** Opening Material provided block **

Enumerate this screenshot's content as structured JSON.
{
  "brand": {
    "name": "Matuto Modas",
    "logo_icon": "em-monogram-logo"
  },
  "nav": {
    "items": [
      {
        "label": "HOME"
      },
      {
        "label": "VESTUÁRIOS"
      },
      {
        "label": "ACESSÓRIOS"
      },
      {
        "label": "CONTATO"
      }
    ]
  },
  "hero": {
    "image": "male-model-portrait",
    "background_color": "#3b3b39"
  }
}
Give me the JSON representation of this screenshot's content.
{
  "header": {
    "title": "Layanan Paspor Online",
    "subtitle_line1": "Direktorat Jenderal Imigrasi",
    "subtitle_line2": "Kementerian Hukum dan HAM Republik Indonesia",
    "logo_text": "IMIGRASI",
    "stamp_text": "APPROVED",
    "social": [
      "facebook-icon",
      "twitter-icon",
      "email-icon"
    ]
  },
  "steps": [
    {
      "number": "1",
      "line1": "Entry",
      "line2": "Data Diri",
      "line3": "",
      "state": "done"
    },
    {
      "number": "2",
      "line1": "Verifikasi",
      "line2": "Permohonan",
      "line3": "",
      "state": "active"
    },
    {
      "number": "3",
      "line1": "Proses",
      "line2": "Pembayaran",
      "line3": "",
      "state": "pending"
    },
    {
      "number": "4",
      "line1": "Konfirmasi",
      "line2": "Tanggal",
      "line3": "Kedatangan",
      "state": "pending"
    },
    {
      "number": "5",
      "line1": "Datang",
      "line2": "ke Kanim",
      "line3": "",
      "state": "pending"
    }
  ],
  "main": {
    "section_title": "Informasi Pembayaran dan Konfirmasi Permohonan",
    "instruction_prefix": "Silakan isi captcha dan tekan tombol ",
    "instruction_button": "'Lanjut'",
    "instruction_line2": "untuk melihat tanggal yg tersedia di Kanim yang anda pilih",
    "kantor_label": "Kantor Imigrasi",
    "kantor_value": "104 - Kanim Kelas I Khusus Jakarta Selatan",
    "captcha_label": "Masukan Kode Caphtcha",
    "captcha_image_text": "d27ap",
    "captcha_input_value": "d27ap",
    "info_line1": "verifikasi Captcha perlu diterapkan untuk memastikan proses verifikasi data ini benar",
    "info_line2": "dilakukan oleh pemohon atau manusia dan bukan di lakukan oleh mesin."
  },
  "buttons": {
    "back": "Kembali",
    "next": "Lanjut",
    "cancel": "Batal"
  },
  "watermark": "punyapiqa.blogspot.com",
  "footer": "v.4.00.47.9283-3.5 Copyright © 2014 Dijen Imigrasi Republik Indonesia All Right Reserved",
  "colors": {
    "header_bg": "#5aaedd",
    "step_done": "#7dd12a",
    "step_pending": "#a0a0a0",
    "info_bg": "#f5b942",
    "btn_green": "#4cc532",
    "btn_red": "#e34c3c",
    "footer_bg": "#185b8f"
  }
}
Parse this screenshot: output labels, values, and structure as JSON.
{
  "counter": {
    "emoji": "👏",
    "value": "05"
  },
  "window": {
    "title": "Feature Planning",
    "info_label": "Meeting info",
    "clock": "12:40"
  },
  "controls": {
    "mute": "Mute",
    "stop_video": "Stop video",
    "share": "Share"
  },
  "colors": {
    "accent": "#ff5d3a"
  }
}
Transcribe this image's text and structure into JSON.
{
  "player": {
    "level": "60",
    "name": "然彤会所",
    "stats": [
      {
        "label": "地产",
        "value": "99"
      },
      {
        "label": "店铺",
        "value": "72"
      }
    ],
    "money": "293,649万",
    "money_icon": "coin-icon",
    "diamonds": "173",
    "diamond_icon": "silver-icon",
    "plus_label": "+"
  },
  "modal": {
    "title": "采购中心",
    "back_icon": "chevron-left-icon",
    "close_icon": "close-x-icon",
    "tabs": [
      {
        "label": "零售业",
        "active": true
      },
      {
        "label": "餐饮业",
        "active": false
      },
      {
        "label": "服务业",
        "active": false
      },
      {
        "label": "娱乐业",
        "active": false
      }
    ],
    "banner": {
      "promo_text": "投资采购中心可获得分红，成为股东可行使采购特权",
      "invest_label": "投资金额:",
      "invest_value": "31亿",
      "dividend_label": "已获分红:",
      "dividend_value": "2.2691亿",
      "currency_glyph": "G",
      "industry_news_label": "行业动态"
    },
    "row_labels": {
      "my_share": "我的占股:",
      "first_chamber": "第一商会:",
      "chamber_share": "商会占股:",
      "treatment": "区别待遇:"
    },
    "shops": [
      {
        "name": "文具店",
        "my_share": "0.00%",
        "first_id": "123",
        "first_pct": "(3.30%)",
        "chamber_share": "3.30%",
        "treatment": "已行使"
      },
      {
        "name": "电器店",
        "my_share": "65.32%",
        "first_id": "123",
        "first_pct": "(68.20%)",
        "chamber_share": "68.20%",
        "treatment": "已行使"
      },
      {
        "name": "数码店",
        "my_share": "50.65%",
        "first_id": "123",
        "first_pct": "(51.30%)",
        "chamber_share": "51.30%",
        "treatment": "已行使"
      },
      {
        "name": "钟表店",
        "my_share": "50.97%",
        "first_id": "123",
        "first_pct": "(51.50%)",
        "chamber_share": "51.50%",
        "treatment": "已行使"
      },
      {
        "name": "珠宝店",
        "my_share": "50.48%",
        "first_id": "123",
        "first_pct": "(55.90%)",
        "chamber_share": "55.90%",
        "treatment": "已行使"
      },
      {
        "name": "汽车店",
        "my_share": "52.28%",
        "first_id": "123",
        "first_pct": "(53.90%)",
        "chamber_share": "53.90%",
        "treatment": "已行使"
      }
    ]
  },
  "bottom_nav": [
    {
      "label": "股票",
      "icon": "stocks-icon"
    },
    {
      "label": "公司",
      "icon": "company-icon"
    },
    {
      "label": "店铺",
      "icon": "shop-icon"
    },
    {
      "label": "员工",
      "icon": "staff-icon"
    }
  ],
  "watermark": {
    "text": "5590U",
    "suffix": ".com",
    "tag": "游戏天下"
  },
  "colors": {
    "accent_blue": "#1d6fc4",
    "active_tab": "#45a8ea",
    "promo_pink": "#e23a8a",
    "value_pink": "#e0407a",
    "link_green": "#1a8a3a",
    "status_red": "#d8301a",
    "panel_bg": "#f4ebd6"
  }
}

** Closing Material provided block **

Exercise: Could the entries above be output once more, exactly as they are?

Task response:
Enumerate this screenshot's content as structured JSON.
{
  "brand": {
    "name": "Matuto Modas",
    "logo_icon": "em-monogram-logo"
  },
  "nav": {
    "items": [
      {
        "label": "HOME"
      },
      {
        "label": "VESTUÁRIOS"
      },
      {
        "label": "ACESSÓRIOS"
      },
      {
        "label": "CONTATO"
      }
    ]
  },
  "hero": {
    "image": "male-model-portrait",
    "background_color": "#3b3b39"
  }
}
Give me the JSON representation of this screenshot's content.
{
  "header": {
    "title": "Layanan Paspor Online",
    "subtitle_line1": "Direktorat Jenderal Imigrasi",
    "subtitle_line2": "Kementerian Hukum dan HAM Republik Indonesia",
    "logo_text": "IMIGRASI",
    "stamp_text": "APPROVED",
    "social": [
      "facebook-icon",
      "twitter-icon",
      "email-icon"
    ]
  },
  "steps": [
    {
      "number": "1",
      "line1": "Entry",
      "line2": "Data Diri",
      "line3": "",
      "state": "done"
    },
    {
      "number": "2",
      "line1": "Verifikasi",
      "line2": "Permohonan",
      "line3": "",
      "state": "active"
    },
    {
      "number": "3",
      "line1": "Proses",
      "line2": "Pembayaran",
      "line3": "",
      "state": "pending"
    },
    {
      "number": "4",
      "line1": "Konfirmasi",
      "line2": "Tanggal",
      "line3": "Kedatangan",
      "state": "pending"
    },
    {
      "number": "5",
      "line1": "Datang",
      "line2": "ke Kanim",
      "line3": "",
      "state": "pending"
    }
  ],
  "main": {
    "section_title": "Informasi Pembayaran dan Konfirmasi Permohonan",
    "instruction_prefix": "Silakan isi captcha dan tekan tombol ",
    "instruction_button": "'Lanjut'",
    "instruction_line2": "untuk melihat tanggal yg tersedia di Kanim yang anda pilih",
    "kantor_label": "Kantor Imigrasi",
    "kantor_value": "104 - Kanim Kelas I Khusus Jakarta Selatan",
    "captcha_label": "Masukan Kode Caphtcha",
    "captcha_image_text": "d27ap",
    "captcha_input_value": "d27ap",
    "info_line1": "verifikasi Captcha perlu diterapkan untuk memastikan proses verifikasi data ini benar",
    "info_line2": "dilakukan oleh pemohon atau manusia dan bukan di lakukan oleh mesin."
  },
  "buttons": {
    "back": "Kembali",
    "next": "Lanjut",
    "cancel": "Batal"
  },
  "watermark": "punyapiqa.blogspot.com",
  "footer": "v.4.00.47.9283-3.5 Copyright © 2014 Dijen Imigrasi Republik Indonesia All Right Reserved",
  "colors": {
    "header_bg": "#5aaedd",
    "step_done": "#7dd12a",
    "step_pending": "#a0a0a0",
    "info_bg": "#f5b942",
    "btn_green": "#4cc532",
    "btn_red": "#e34c3c",
    "footer_bg": "#185b8f"
  }
}
Parse this screenshot: output labels, values, and structure as JSON.
{
  "counter": {
    "emoji": "👏",
    "value": "05"
  },
  "window": {
    "title": "Feature Planning",
    "info_label": "Meeting info",
    "clock": "12:40"
  },
  "controls": {
    "mute": "Mute",
    "stop_video": "Stop video",
    "share": "Share"
  },
  "colors": {
    "accent": "#ff5d3a"
  }
}
Transcribe this image's text and structure into JSON.
{
  "player": {
    "level": "60",
    "name": "然彤会所",
    "stats": [
      {
        "label": "地产",
        "value": "99"
      },
      {
        "label": "店铺",
        "value": "72"
      }
    ],
    "money": "293,649万",
    "money_icon": "coin-icon",
    "diamonds": "173",
    "diamond_icon": "silver-icon",
    "plus_label": "+"
  },
  "modal": {
    "title": "采购中心",
    "back_icon": "chevron-left-icon",
    "close_icon": "close-x-icon",
    "tabs": [
      {
        "label": "零售业",
        "active": true
      },
      {
        "label": "餐饮业",
        "active": false
      },
      {
        "label": "服务业",
        "active": false
      },
      {
        "label": "娱乐业",
        "active": false
      }
    ],
    "banner": {
      "promo_text": "投资采购中心可获得分红，成为股东可行使采购特权",
      "invest_label": "投资金额:",
      "invest_value": "31亿",
      "dividend_label": "已获分红:",
      "dividend_value": "2.2691亿",
      "currency_glyph": "G",
      "industry_news_label": "行业动态"
    },
    "row_labels": {
      "my_share": "我的占股:",
      "first_chamber": "第一商会:",
      "chamber_share": "商会占股:",
      "treatment": "区别待遇:"
    },
    "shops": [
      {
        "name": "文具店",
        "my_share": "0.00%",
        "first_id": "123",
        "first_pct": "(3.30%)",
        "chamber_share": "3.30%",
        "treatment": "已行使"
      },
      {
        "name": "电器店",
        "my_share": "65.32%",
        "first_id": "123",
        "first_pct": "(68.20%)",
        "chamber_share": "68.20%",
        "treatment": "已行使"
      },
      {
        "name": "数码店",
        "my_share": "50.65%",
        "first_id": "123",
        "first_pct": "(51.30%)",
        "chamber_share": "51.30%",
        "treatment": "已行使"
      },
      {
        "name": "钟表店",
        "my_share": "50.97%",
        "first_id": "123",
        "first_pct": "(51.50%)",
        "chamber_share": "51.50%",
        "treatment": "已行使"
      },
      {
        "name": "珠宝店",
        "my_share": "50.48%",
        "first_id": "123",
        "first_pct": "(55.90%)",
        "chamber_share": "55.90%",
        "treatment": "已行使"
      },
      {
        "name": "汽车店",
        "my_share": "52.28%",
        "first_id": "123",
        "first_pct": "(53.90%)",
        "chamber_share": "53.90%",
        "treatment": "已行使"
      }
    ]
  },
  "bottom_nav": [
    {
      "label": "股票",
      "icon": "stocks-icon"
    },
    {
      "label": "公司",
      "icon": "company-icon"
    },
    {
      "label": "店铺",
      "icon": "shop-icon"
    },
    {
      "label": "员工",
      "icon": "staff-icon"
    }
  ],
  "watermark": {
    "text": "5590U",
    "suffix": ".com",
    "tag": "游戏天下"
  },
  "colors": {
    "accent_blue": "#1d6fc4",
    "active_tab": "#45a8ea",
    "promo_pink": "#e23a8a",
    "value_pink": "#e0407a",
    "link_green": "#1a8a3a",
    "status_red": "#d8301a",
    "panel_bg": "#f4ebd6"
  }
}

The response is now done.